→ **Your objective**: Drop the images, then output the listing exactly.

→ **Input**:
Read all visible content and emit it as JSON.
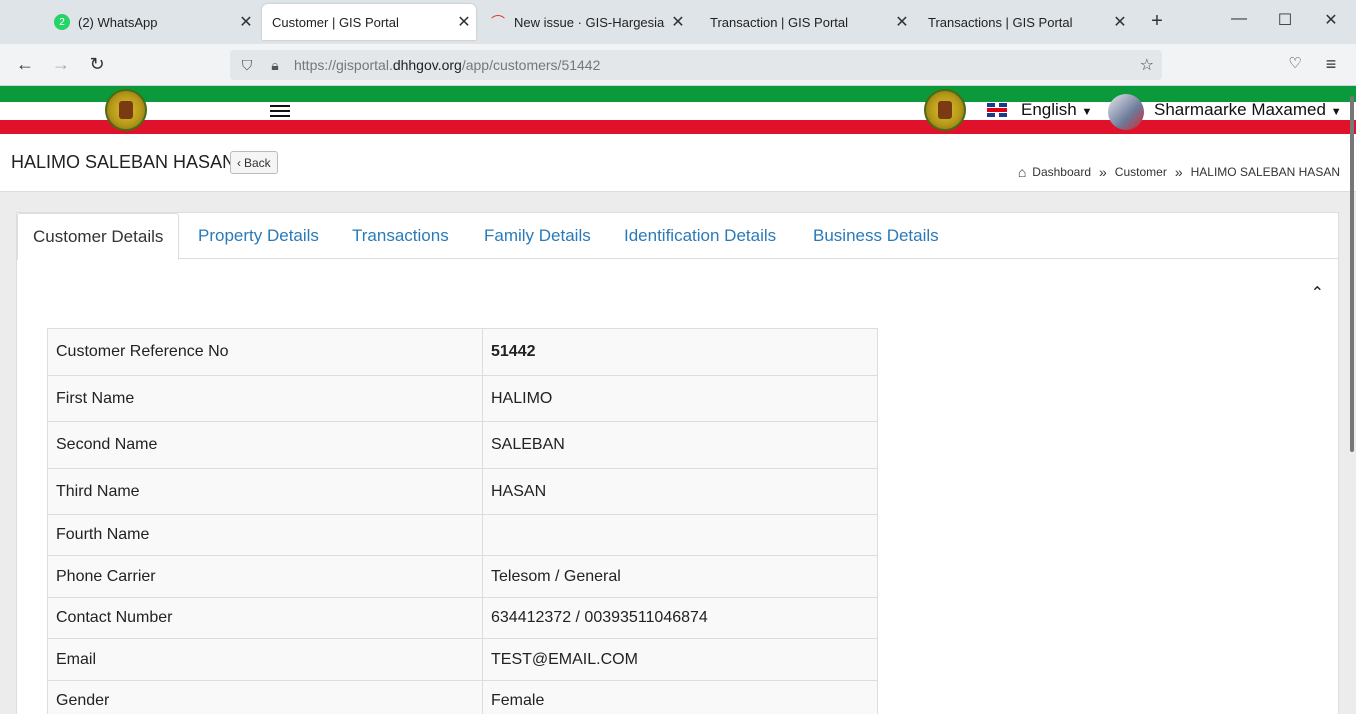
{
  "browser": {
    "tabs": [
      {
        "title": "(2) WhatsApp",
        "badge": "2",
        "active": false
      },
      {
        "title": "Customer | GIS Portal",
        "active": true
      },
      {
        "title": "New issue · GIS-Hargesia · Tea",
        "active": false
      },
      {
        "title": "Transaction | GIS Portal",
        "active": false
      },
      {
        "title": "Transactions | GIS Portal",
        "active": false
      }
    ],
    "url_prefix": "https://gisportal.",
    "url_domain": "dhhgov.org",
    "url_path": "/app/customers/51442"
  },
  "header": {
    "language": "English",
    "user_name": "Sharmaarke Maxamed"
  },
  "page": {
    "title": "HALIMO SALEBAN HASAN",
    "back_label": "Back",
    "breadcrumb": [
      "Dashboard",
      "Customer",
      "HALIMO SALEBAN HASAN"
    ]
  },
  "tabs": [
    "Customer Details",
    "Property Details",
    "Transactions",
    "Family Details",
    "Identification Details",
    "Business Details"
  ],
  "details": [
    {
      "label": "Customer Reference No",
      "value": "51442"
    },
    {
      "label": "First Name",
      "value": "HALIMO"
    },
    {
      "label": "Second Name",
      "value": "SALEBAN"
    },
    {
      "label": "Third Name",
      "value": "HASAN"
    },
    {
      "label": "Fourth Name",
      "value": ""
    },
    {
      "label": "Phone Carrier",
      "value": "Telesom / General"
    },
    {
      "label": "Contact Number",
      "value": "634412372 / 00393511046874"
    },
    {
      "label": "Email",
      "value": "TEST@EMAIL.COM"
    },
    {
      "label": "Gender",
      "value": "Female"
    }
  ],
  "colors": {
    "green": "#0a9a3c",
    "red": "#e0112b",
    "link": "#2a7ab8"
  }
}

→ **Reply to the exercise**:
Read all visible content and emit it as JSON.
{
  "browser": {
    "tabs": [
      {
        "title": "(2) WhatsApp",
        "badge": "2",
        "active": false
      },
      {
        "title": "Customer | GIS Portal",
        "active": true
      },
      {
        "title": "New issue · GIS-Hargesia · Tea",
        "active": false
      },
      {
        "title": "Transaction | GIS Portal",
        "active": false
      },
      {
        "title": "Transactions | GIS Portal",
        "active": false
      }
    ],
    "url_prefix": "https://gisportal.",
    "url_domain": "dhhgov.org",
    "url_path": "/app/customers/51442"
  },
  "header": {
    "language": "English",
    "user_name": "Sharmaarke Maxamed"
  },
  "page": {
    "title": "HALIMO SALEBAN HASAN",
    "back_label": "Back",
    "breadcrumb": [
      "Dashboard",
      "Customer",
      "HALIMO SALEBAN HASAN"
    ]
  },
  "tabs": [
    "Customer Details",
    "Property Details",
    "Transactions",
    "Family Details",
    "Identification Details",
    "Business Details"
  ],
  "details": [
    {
      "label": "Customer Reference No",
      "value": "51442"
    },
    {
      "label": "First Name",
      "value": "HALIMO"
    },
    {
      "label": "Second Name",
      "value": "SALEBAN"
    },
    {
      "label": "Third Name",
      "value": "HASAN"
    },
    {
      "label": "Fourth Name",
      "value": ""
    },
    {
      "label": "Phone Carrier",
      "value": "Telesom / General"
    },
    {
      "label": "Contact Number",
      "value": "634412372 / 00393511046874"
    },
    {
      "label": "Email",
      "value": "TEST@EMAIL.COM"
    },
    {
      "label": "Gender",
      "value": "Female"
    }
  ],
  "colors": {
    "green": "#0a9a3c",
    "red": "#e0112b",
    "link": "#2a7ab8"
  }
}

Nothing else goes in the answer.